Urban Renewal District Is Wasteful, Ineffective; Let's End It
Byline: GUEST VIEWPOINT By Paul Nicholson
We should support Lane Community College's new downtown center, but not by extending and expanding urban renewal in Eugene.
Don't be fooled by the false alternatives peddled by proponents of perpetual urban renewal. After 40 years and about $200 million, the downtown renewal district is still a blighted area. We need to end urban renewal because it is both ineffective and unprincipled. The city should spend the funds on hand for the projects that are our citizens' highest priority.
The short explanation of tax increment financing is that a portion of the property tax that would otherwise go to each of the taxing jurisdictions that overlap the urban renewal district is diverted to the urban renewal district. If the Eugene City Council passes the proposed 10-year extension, tax increment financing will divert a total of about $1.9 million from the city of Eugene, Lane County and the Eugene School District.
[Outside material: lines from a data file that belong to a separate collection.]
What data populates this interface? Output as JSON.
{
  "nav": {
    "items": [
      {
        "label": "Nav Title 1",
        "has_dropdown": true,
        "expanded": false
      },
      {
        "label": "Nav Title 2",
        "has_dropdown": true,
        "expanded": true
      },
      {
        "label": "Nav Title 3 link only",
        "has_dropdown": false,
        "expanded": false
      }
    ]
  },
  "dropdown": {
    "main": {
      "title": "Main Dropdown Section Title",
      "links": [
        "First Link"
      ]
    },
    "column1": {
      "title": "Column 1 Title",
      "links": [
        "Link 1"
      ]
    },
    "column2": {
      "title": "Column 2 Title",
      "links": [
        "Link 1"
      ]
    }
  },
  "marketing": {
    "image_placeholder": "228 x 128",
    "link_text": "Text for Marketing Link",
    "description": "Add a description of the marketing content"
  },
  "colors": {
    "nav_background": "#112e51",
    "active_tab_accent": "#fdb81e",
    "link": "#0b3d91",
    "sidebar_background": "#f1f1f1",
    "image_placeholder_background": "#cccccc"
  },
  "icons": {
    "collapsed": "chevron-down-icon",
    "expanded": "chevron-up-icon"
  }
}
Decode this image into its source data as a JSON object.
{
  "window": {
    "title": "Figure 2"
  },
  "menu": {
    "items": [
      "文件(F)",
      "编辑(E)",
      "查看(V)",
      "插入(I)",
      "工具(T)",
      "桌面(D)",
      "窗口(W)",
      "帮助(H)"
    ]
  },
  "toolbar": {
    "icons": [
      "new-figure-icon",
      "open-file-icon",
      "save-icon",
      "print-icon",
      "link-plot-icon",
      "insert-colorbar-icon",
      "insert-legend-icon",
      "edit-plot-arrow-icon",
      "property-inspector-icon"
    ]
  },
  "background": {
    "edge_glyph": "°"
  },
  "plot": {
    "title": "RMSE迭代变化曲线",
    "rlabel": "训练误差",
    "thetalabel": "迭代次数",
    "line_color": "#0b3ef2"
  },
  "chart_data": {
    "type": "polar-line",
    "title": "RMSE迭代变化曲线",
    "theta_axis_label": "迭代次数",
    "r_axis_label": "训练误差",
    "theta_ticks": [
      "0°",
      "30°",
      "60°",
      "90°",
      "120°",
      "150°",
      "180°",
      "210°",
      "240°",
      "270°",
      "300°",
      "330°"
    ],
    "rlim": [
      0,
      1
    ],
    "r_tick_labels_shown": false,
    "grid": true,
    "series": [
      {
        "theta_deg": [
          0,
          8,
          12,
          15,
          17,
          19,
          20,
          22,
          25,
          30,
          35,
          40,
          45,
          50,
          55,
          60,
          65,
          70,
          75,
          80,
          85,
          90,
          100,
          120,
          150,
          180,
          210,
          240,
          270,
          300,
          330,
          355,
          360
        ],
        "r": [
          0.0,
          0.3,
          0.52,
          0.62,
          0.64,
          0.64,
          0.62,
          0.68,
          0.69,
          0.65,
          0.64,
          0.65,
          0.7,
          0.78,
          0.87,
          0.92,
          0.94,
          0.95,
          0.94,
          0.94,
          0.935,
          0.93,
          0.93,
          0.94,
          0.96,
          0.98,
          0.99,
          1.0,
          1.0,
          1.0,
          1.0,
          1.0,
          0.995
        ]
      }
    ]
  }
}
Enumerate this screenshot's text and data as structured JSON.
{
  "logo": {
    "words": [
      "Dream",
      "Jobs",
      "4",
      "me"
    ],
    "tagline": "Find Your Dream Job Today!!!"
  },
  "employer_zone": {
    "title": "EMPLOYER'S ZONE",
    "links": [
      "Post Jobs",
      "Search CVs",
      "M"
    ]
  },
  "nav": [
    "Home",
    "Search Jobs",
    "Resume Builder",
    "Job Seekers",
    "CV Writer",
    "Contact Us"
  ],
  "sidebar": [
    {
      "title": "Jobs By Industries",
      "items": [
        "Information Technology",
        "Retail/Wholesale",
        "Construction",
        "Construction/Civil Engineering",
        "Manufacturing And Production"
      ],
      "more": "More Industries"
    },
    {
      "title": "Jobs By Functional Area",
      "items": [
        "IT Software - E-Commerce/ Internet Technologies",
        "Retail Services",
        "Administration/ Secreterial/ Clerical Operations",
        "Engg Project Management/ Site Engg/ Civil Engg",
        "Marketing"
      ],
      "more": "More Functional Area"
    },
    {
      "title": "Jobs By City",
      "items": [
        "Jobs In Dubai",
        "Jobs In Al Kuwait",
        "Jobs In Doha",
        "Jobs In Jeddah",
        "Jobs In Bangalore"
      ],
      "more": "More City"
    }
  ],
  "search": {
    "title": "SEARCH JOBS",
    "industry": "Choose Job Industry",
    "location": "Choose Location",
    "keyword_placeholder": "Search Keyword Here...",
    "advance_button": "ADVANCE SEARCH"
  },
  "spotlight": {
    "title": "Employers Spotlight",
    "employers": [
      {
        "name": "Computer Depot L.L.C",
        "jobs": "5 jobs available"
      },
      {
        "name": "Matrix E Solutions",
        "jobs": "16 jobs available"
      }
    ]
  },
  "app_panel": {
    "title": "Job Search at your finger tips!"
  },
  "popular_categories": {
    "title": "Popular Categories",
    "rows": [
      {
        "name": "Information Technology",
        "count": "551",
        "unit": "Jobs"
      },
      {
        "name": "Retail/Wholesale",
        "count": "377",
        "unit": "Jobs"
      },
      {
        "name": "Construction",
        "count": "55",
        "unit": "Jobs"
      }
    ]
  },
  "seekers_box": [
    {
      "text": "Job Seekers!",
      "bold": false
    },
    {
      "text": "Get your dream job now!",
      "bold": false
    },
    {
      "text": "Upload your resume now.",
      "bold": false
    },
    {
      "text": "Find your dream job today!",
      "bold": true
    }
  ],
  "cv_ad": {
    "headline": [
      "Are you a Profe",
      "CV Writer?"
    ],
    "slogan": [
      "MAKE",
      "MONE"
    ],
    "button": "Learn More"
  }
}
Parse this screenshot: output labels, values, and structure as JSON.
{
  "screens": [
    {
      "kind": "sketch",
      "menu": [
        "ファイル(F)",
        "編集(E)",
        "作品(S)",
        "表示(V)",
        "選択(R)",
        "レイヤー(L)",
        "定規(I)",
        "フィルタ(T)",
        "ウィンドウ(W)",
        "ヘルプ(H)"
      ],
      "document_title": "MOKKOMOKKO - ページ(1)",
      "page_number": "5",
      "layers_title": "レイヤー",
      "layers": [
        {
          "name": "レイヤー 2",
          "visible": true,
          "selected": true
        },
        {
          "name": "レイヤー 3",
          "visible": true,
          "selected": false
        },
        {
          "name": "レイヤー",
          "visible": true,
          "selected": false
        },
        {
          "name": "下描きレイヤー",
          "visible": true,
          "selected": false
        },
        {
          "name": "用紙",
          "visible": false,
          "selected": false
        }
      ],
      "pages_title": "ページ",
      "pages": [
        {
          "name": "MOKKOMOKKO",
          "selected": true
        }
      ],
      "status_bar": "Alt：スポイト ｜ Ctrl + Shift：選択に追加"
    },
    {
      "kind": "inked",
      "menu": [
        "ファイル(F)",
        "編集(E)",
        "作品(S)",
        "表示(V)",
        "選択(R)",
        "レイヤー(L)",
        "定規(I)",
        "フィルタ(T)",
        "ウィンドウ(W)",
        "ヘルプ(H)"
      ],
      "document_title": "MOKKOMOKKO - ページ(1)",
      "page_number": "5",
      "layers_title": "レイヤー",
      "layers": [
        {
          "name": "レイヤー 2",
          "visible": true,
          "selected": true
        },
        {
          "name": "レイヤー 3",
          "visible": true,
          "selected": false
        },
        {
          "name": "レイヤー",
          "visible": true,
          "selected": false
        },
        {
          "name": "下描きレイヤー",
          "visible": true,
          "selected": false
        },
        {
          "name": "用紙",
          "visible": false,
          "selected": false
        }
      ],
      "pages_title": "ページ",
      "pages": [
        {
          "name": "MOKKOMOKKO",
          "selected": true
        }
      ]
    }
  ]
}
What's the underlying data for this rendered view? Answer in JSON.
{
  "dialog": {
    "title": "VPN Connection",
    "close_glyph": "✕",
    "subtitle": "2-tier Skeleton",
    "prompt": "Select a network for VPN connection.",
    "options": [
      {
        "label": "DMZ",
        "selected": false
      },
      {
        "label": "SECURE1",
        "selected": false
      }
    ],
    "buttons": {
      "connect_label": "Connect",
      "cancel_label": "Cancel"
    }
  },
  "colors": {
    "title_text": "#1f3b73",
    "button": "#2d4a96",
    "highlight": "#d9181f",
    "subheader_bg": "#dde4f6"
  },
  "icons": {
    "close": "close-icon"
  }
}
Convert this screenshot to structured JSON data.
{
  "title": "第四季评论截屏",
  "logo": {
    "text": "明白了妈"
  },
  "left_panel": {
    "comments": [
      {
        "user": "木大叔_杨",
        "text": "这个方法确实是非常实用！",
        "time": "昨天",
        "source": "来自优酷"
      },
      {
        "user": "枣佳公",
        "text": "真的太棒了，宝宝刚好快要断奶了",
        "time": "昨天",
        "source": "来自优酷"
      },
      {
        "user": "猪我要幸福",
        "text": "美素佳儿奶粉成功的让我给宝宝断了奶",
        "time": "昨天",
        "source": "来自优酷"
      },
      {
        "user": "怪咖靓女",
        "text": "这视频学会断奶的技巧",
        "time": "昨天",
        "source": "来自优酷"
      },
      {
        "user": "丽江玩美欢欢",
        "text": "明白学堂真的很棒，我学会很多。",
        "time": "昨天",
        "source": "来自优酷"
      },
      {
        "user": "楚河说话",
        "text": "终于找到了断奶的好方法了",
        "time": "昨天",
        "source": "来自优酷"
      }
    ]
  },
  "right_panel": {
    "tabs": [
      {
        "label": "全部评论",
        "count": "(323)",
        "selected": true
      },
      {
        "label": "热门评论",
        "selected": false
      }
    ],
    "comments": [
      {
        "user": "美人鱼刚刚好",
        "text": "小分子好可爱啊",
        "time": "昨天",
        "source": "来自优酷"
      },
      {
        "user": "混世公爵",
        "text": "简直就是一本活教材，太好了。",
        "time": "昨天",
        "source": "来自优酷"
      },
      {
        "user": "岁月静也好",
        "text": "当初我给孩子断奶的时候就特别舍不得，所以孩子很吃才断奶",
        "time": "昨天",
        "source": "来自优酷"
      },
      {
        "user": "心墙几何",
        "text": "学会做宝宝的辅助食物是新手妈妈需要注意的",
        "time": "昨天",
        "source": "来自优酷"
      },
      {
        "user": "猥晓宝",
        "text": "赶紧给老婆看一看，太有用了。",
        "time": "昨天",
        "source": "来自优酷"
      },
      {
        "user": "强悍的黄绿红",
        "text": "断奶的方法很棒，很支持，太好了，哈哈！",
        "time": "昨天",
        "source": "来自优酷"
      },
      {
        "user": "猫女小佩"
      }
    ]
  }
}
This is not a bad deal for the city, which sacrifices $1 million per year on the average in taxes from its general fund but gains $1.9 million per year in its urban renewal slush fund. It is a great deal for developers, too - more about that later.
The foremost reason to oppose urban renewal is that by its very structure it attracts speculators instead of entrepreneurs. Speculators buy the blighted property inside the district and allow it to deteriorate while awaiting a windfall payout from the city.
In stark contrast, in areas adjacent to but outside the district, entrepreneurs invested in and restored rundown properties. For example, in the area north of Sixth Avenue between Charnelton and High streets, we have a thriving part of town filled with local businesses in restored historic buildings.
The taxable valuation in this area north of Sixth Avenue increased 16-fold between 1968 and 2007, while the value of property in the urban renewal district increased a mere four-fold. Urban renewal is spreading Agent Orange instead of fertilizer. Think of all of the property taxes lost to all divisions of government through the stunting of the natural growth that would have occurred without the urban renewal district!
The second important reason for closing the urban renewal district is that it promotes wasteful spending. Borrowing for capital expenditures otherwise must be referred to the voters. Absent this reality check, our politicians are easily persuaded to fund some foolish projects.
For example, the city pitched in 46 percent of the cost of the Broadway Place project. …